A biological membrane or biomembrane is an enclosing or separating membrane that acts as a selectively permeable barrier within living things. Biological membranes, in the form of cell membranes, often consist of a phospholipid bilayer with embedded, integraland peripheral proteins used in communication and transportation of chemicals and ions. Bulk lipid in membrane provides a fluid matrix for proteins to rotate and laterally diffuse for physiological functioning. Proteins are adapted to high membrane fluidity environment of lipid bilayer with the presence of an annular lipid shell, consisting of lipid molecules bound tightly to surface of integral membrane proteins. The cellular membranes should not be confused with isolating tissues formed by layers of cells, such as mucous membranes and basement membranes.

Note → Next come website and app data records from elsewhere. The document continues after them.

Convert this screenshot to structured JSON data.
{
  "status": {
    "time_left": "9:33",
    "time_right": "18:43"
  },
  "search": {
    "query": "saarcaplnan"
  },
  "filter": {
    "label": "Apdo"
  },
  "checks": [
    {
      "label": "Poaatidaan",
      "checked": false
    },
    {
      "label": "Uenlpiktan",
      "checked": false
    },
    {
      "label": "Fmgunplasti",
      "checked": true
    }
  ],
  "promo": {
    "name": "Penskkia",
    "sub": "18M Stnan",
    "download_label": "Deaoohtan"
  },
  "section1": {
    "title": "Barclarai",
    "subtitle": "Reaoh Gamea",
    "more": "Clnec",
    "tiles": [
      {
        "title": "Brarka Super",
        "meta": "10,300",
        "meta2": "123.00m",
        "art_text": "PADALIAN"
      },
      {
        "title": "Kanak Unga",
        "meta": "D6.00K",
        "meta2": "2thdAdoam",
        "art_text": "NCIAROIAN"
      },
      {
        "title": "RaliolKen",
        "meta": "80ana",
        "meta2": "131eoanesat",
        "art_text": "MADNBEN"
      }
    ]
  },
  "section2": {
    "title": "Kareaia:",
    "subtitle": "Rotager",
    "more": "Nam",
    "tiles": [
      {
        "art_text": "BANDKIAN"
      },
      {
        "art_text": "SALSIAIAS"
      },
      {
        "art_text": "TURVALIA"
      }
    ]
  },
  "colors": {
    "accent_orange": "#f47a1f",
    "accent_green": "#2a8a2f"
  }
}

Membranous organelles help to compartmentalize the cell so that each reaction in the organelle is separate from those of other organelles and have a variety of organelles that carry out different functions simultaneously, thereby increasing efficiency. Membranes also offer protection. In addition, the organelles can also be in logical proximity to others that have related functions. For example, organelles producing proteins within the cell can be near other organelles involved in transporting the proteins out of the cell. Nuclear membranes around DNA allow for the regulation of different materials into and out of the nucleus and protection of DNA material.